DESCRIPTION OF THE TASK. Report all lines of the records that contain "Kali".

MATERIALS PROVIDED.

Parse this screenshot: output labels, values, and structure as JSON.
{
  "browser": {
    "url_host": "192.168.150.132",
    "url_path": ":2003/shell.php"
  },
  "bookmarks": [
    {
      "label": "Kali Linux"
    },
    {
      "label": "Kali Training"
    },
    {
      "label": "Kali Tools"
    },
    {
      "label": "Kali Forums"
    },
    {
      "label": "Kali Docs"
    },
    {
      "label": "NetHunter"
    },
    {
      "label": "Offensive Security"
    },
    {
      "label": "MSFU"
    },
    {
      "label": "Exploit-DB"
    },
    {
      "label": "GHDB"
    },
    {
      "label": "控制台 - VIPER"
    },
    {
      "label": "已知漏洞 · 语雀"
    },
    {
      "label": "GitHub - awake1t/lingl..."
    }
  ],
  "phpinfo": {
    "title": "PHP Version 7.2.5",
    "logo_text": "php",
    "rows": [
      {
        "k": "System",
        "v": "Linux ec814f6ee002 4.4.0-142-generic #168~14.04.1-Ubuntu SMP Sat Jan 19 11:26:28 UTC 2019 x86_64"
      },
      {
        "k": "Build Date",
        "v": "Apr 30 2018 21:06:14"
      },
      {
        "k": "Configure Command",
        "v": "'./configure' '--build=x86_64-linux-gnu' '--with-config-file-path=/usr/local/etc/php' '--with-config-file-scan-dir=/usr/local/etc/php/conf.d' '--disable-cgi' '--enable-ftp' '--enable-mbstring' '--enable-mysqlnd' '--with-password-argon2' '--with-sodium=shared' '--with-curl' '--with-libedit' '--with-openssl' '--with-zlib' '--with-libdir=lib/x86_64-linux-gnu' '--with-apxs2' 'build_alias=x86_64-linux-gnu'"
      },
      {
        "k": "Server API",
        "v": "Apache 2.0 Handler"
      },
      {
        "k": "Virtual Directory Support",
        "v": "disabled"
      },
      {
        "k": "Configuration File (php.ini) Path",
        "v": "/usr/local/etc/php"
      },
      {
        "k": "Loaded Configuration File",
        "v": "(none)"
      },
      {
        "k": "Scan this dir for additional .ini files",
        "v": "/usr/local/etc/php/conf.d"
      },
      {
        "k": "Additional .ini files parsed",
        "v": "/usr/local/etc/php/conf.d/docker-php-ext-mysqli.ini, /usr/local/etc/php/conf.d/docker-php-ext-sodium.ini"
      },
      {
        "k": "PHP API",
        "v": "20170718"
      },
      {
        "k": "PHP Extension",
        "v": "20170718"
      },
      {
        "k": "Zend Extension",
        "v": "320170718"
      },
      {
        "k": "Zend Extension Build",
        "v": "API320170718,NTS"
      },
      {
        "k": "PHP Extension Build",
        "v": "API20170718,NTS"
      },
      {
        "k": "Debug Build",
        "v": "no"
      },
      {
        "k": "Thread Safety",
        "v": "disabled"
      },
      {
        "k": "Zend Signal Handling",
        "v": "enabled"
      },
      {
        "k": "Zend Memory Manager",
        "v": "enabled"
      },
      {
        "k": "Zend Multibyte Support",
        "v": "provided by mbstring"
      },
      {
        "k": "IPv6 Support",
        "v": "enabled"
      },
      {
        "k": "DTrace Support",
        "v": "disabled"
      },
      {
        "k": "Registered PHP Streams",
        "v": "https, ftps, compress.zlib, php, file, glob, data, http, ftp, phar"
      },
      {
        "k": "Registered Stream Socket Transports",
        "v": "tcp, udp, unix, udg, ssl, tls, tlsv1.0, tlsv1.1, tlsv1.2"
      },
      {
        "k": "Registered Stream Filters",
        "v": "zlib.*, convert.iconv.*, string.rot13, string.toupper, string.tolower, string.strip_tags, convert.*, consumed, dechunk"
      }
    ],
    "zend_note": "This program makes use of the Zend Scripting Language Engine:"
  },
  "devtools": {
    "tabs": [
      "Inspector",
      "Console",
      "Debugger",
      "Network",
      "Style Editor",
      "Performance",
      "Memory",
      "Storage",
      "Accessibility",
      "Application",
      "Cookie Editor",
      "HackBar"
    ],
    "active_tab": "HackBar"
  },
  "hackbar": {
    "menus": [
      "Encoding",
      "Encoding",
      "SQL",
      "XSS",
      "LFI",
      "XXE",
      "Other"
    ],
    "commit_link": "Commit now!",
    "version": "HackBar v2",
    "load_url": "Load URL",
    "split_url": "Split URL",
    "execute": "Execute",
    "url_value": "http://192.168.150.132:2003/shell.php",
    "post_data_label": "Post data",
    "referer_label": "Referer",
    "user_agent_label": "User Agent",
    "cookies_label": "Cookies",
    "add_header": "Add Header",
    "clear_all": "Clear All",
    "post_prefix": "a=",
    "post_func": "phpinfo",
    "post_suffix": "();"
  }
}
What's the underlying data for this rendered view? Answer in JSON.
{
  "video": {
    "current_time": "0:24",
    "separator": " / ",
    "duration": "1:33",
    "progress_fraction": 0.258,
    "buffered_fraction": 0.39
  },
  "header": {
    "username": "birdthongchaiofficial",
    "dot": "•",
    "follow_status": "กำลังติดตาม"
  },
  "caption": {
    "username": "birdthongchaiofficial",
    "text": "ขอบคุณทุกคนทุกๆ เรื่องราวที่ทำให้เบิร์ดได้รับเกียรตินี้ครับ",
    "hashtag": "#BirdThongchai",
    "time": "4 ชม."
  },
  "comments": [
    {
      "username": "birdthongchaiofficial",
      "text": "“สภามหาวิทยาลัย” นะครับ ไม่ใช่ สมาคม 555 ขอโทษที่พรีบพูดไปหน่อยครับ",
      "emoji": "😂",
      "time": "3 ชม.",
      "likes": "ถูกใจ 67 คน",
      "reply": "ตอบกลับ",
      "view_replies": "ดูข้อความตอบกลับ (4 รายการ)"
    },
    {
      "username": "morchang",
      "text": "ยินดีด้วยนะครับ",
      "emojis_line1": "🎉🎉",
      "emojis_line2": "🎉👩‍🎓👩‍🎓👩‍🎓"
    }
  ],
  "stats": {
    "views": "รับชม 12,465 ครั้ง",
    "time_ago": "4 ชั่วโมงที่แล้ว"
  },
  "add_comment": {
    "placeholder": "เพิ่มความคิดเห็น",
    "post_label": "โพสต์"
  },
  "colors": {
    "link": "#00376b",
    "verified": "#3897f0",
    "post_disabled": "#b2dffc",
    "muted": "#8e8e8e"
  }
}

WORKED SOLUTION.
      "label": "Kali Linux"
      "label": "Kali Training"
      "label": "Kali Tools"
      "label": "Kali Forums"
      "label": "Kali Docs"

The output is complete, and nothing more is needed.